Often we say “Grace” before partaking in meals as a formality without fully understanding its significance. I believe that “Grace” and grace is a gift from God as well as unmerited favour; we need to consciously remember that the food on our tables, though acquired by with our own resources, is still an indication of God’s providence in our lives. I say Grace because I want to give God the credit and the glory for the meal before me and so I engage my sentiments; I do not say Grace lightly.
I believe that saying Grace properly, seriously and appropriately has five main benefits which I’ve assembled in an alliteration. It gives you:
1. Perspective – If I may reiterate, I believe that all meals, big or small, cheap or expensive, are evidence of God’s goodness, faithfulness and providence in your lives. Most of the time, the meal is paid for with your money (someone else’s if you’re receiving a treat). Depending on your age, your money comes from either your parents or your job. Remember that it’s God who gave you your parents and your job. Surely, that reminds you of where your meal came from.
2. Purpose – When our hearts and minds are tuned into the right perspective, it helps us to answer the why of our communion. Besides eating for sustenance and survival, we should remember once again, that we should eat for God’s glory (note that the italics are not on the verb eat but on the presupposition for). Now, read carefully and get this – anything that is not done for God’s glory is naturally not for God’s glory; leaving God out of it would equate would equate to sin and that happens when we do not eat for God’s glory.

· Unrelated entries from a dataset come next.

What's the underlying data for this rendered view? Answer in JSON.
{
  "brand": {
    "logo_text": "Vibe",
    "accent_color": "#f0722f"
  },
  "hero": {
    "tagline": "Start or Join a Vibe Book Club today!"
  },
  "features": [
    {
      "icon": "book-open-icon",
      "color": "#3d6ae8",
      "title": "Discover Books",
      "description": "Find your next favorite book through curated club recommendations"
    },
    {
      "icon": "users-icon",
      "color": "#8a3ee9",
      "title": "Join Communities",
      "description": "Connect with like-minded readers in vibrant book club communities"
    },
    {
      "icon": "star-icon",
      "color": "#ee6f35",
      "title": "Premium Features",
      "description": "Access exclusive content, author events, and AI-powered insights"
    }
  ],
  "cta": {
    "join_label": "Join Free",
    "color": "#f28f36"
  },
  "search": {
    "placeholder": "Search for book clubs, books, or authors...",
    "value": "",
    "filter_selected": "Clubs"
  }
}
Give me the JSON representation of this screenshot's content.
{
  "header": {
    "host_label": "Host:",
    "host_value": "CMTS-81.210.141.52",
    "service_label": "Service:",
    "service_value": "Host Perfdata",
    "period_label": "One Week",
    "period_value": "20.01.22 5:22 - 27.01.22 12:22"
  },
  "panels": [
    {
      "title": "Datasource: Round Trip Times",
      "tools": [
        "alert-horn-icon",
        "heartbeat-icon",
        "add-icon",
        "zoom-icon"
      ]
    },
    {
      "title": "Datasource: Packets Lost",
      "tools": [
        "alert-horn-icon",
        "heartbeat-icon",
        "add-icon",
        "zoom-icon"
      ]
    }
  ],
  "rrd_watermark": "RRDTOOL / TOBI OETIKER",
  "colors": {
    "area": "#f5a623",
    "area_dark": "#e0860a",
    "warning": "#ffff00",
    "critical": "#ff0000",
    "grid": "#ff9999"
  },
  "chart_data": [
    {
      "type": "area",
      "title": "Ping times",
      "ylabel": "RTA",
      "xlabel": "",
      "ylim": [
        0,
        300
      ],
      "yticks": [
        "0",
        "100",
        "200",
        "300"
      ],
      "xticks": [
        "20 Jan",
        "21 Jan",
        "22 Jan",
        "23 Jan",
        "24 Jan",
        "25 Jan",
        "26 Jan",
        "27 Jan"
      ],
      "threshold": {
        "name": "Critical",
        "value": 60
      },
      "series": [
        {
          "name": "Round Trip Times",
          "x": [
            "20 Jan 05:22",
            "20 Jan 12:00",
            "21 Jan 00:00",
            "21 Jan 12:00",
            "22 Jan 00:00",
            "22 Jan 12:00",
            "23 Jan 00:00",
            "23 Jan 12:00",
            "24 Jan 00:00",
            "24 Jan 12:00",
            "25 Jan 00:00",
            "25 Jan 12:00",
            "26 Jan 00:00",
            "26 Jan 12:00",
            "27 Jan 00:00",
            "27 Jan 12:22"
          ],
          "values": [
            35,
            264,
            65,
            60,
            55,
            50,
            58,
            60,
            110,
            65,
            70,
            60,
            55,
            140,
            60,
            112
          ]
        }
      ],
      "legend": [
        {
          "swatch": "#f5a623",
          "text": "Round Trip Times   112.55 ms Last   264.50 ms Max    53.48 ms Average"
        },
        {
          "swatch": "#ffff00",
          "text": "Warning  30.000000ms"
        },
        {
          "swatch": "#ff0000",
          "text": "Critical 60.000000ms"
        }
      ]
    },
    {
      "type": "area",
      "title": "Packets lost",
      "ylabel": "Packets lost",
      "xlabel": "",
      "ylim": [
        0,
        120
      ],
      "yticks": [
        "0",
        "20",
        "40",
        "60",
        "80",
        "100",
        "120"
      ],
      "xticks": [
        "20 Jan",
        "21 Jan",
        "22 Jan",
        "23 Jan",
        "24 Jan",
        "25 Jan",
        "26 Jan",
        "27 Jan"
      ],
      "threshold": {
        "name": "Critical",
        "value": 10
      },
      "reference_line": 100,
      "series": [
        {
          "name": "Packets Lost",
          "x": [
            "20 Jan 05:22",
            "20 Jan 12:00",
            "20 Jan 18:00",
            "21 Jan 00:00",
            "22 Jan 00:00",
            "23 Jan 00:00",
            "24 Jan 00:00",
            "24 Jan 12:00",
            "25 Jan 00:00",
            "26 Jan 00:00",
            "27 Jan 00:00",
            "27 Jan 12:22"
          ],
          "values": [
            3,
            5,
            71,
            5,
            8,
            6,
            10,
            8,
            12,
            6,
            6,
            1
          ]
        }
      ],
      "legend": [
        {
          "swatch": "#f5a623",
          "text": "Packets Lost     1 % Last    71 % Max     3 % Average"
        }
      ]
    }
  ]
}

More on that here.
3. (God’s) Presence – I find that praying together with fellow believers before meals is especially helpful in reminding us of the lingering presence of Christ, whom I believe is seated with us in every meal. In other words, saying Grace is the act of inviting God’s presence into the fellowship. There’s a holy repercussion in this acknowledgement – that our words and actions would carry intentionality and serve to build one another up, divert attention back to God and also be littered with grace.
4. Proof – I learnt this when I was working in Shanghai, away from an environment that is used to witnessing Christians suddenly bow their heads and close their eyes in public arenas to whisper a word of prayer before meals. Don’t underestimate how this mere act of coming before God to give thanks heightens other people’s awareness of your faith and whose you belong to. I’d like to think that saying Grace could prove “to be a wonderful witness for Christ to all the people” (John Piper).
5. Praise – I state the obvious; Grace is an expression of our genuine gratitude to God for the food – which is why we say, “Thank You”. I opine the inaccuracy of asking for the food to be “blessed”, simply because it already is a blessing that we are eating it! (Besides, to ask for the food to be blessed when it is already blessed reeks semblance to my former pagan practice – what‘s the point?) This analogy is exaggerated, but imagine the thankfulness we’d render in the light of famine or starvation.
I really enjoy JP’s writing and preaching. (I’m an ambitious dreamer, and I believe that one day, I will meet him in person.) There was a period of time that I recited his three well thought-out and excellently-written meal time prayers at all my meals; he wrote it for his own family’s use and at every meal they recite it together, from memory. I had actually wanted to revive this habit, but I was inspired to write, memorise and recite my own version, for my own family’s use.
So here it is, making its official debut, Joey Asher’s all-day “Grace”:
For All Meals, Anytime, Anywhere
Our gracious Father, we recall
Your true providence, both great and small.
The food ahead proclaims Your grace;
Let’s be still, Your presence we embrace.
We’re thankful, Lord, for nourishment;
Renew our strength, this good communion.
Our words, our deeds, they make You known;
We’ll proceed, for Your glory alone